What should I do if the massage pressure isn’t right?

When it comes to a sports or deep tissue massage, some people associate it with pain and high pressure. However, this is not always (and does not have to be) the case.

Firstly, it’s important to understand that pain is a subjective feeling. Different individuals will react differently to stimuli that cause a response - pressure being one of these stimuli. Now, there is no ‘right’ amount of pressure as a general rule of thumb, so it’s important that feelings are communicated during a massage from both the therapist and the client. A ‘good’ massage therapist will be able to pick up on both verbally and non-verbally communicated clues. 

Verbal Clues

“Would you like any more or less pressure? Or is that the right amount?”

Your therapist will normally ask this question within the first 5 minutes of your treatment. Here is your first opportunity to give your therapist feedback - although we have the ability to feel differences in your tissues we do not know how the pressure feels to you. We never want our clients to suffer in silence, nor do we want them wishing the massage was deeper but not feeling confident enough to say.
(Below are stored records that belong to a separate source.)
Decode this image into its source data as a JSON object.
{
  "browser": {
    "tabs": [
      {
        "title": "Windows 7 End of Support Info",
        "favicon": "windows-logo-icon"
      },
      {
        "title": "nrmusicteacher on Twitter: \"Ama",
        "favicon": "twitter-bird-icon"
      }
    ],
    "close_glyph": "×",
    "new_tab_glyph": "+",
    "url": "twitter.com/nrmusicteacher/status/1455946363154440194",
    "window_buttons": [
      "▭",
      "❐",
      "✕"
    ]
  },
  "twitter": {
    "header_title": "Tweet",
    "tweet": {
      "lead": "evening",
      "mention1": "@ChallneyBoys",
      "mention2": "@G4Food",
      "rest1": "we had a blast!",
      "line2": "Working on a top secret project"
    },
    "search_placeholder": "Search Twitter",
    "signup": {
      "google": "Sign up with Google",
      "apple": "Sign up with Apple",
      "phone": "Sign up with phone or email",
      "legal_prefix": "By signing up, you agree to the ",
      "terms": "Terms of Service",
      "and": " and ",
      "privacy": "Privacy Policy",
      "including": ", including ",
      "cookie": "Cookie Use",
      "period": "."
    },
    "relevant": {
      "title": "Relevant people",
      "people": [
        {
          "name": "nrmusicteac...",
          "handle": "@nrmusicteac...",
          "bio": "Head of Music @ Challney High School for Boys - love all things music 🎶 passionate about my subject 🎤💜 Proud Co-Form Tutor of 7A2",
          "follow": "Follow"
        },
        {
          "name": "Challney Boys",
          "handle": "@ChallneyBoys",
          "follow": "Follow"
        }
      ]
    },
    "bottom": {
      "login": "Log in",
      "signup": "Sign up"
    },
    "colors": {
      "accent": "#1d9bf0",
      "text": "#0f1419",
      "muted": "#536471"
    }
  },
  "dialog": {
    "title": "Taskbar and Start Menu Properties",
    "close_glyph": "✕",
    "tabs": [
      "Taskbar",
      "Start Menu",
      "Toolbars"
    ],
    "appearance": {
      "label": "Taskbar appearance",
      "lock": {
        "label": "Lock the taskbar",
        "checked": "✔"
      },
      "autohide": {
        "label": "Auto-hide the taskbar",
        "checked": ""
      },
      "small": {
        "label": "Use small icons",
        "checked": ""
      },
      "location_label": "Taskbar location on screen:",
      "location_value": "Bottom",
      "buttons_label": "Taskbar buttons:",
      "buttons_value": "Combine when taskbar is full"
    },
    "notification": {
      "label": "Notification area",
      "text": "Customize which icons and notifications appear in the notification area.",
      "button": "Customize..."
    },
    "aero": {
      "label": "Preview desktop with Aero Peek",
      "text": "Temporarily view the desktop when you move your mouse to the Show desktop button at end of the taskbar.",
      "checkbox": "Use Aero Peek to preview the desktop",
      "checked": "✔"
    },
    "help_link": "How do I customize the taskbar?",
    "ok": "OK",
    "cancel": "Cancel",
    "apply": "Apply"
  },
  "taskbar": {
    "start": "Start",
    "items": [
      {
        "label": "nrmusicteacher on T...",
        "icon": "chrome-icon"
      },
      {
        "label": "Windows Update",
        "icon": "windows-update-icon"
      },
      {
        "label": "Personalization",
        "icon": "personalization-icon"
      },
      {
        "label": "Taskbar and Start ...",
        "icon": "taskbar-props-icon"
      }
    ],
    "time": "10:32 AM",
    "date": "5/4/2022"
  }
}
Essentially, we want you to get the best out of the treatment. Therefore we never want you to feel as though you are not able to say what you want. We will not be offended by your response either way.

Non-Verbal Clues

Non-verbal clues will be recognised by a therapist and you may find pressure is automatically adjusted, these clues come in the form of:

•    Facial expressions

•    Curling of fingers or toes

•    A change in breathing rate/holding your breath

•    Flinching

•    Resistance

The pressure of your massage is completely in your control.

There is no right or wrong amount of pressure, but it should always be whatever is most comfortable for you.

So, don’t worry if you’ve heard that “sports massage is painful”, it doesn’t have to be. Why don’t you come see for yourself by booking an appointment with one of our highly skilled therapists?